BBC NEWS Americas Africa Europe Middle East South Asia Asia Pacific
BBCi NEWS   SPORT   WEATHER   WORLD SERVICE   A-Z INDEX     

BBC News World Edition
 You are in: UK  
News Front Page
Africa
Americas
Asia-Pacific
Europe
Middle East
South Asia
UK
England
N Ireland
Scotland
Wales
Politics
Education
Business
Entertainment
Science/Nature
Technology
Health
-------------
Talking Point
-------------
Country Profiles
In Depth
-------------
Programmes
-------------
BBC Sport
BBC Weather
SERVICES
-------------
EDITIONS
Monday, 24 June, 2002, 10:17 GMT 11:17 UK
'Racism is rife' says chief prosecutor
Stephen Lawrence
Black teenager Stephen Lawrence's death sparked outrage
Britain's chief criminal prosecutor has described most Britons as racist with a culture of "institutionalised racism".

Director of public prosecutions Sir David Calvert-Smith said he believes prejudice is so widespread it can be found by just watching a couple of hours of television or reading a newspaper.

He said there is a huge task to be done if British society is to rid itself of the "problem" of racism.

Sir David Calvert-Smith
Sir David said Britons were racist

Sir David was speaking in an interview for BBC Radio 4's On The Ropes programme, due to be broadcast on Tuesday.

He said it was his "firm belief" that society was institutionally racist as defined by Sir William Macpherson in his inquiry into the murder of black teenager Stephen Lawrence.

"A great deal has got to be done across the whole spectrum of British society, so I come to this with the idea that the whole of society has a problem," he said.

'Courage'

He argued that the Crown Prosecution Service (CPS) - which he became head of in 1998 - together with the police, had come to be seen as scapegoats for Britain's racism problems.
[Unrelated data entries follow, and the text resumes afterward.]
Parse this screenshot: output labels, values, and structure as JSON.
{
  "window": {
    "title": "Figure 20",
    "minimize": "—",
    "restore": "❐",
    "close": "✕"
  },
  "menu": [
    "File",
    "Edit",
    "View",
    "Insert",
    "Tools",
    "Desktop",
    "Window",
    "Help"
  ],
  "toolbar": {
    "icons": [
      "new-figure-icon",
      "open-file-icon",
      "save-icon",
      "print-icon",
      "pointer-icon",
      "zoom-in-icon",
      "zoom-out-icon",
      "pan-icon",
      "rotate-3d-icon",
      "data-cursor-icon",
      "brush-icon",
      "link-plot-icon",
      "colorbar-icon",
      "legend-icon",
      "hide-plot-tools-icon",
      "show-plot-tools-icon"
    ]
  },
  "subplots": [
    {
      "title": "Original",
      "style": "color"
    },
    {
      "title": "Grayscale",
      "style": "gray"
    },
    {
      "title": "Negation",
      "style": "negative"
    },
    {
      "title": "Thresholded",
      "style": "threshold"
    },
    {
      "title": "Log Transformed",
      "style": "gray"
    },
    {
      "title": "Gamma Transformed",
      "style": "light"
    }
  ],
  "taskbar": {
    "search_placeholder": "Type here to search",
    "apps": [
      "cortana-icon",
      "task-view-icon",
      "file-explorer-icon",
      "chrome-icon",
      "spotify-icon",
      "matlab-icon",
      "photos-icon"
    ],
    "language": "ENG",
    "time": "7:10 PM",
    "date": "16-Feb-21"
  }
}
But he said it was wrong to believe they were the only ones.

"It is painful for us and the police to be the only organisations in public life that have actually had the courage to admit we have a problem, " he said.


Whether we are talking about asylum, whether we are talking about sport even, there are various stereotypical assumptions made

Sir David Calvert-Smith

"It has been very convenient for everyone else to say `Oh yes, the CPS are a racist organisation, the police are all racist, but nobody else is' - which I'm afraid is far from the truth."

Asked if all British people were racist, the 57-year-old said: "Yes."

"Whether we are talking about asylum, whether we are talking about sport even, there are various stereotypical assumptions made," he added.

Home Office Minister Bob Ainsworth agreed racism exists throughout the UK but said discrimination itself is widespread.

This he said posed an ongoing challenge for police.

Speaking on the BBC Radio 4 Today, he said: "There is racism in many organisations to a greater or lesser extent.

"We have always got to be aware of that, but in my dealings with many police officers I have found that they have been very proactive in trying to break down barriers between them and the community.

'Collective failure '

"This problem not only exists with the black community.

"It exists with poor communities as well."

He had no doubt police also faced difficulties building trust with some of the white communities in his own constituency who were alienated.

Reacting to Sir David's comments, a spokeswoman for the Commission for Racial Equality (CRE) agreed there was still work to be done to eradicate racism, but said the CRE's attitude was different.

"CRE is not interested in branding organisations as racist," she said.


Our priority is to help organisations effect positive change for racial equality

Spokeswoman, CRE

"Our priority is to help organisations effect positive change for racial equality."

The Macpherson inquiry, defining institutional racism, said it included "unwitting prejudice, ignorance, thoughtlessness and racist stereotyping".

And it described "the collective failure of an organisation to provide an appropriate and professional service to people because of their colour, culture or ethnic origin".

During the interview Sir David stood by the CPS in its handling of the Damilola Taylor murder trial.

But he said that his own inquiry into the case may reveal mistakes had been made.

The programme, to be broadcast on Radio 4 at 0900 BST on Tuesday, is part of series presented by John Humphrys.

Race UK
BBC News Online examines race in modern Britain
Home
BBC Race Survey
Concern over 'police discrimination'
Britain "a racist society"
Full survey results
Analysis
What the survey reveals
Findings on justice
Background
Who lives where
Race and immigration
Internet links
Forum
Race equality chief Gurbux Singh
Global forum
Talking Point
What makes you British?
Is Britain racist?
Are the police prejudiced?
From BBCi
Films from Video Nation
CBBC race special
See also:

29 May 02 | Race
25 Mar 99 | Stephen Lawrence
Links to more UK stories are at the foot of the page.


E-mail this story to a friend

Links to more UK stories

© BBC ^^ Back to top

News Front Page | Africa | Americas | Asia-Pacific | Europe | Middle East |
South Asia | UK | Business | Entertainment | Science/Nature |
Technology | Health | Talking Point | Country Profiles | In Depth |
Programmes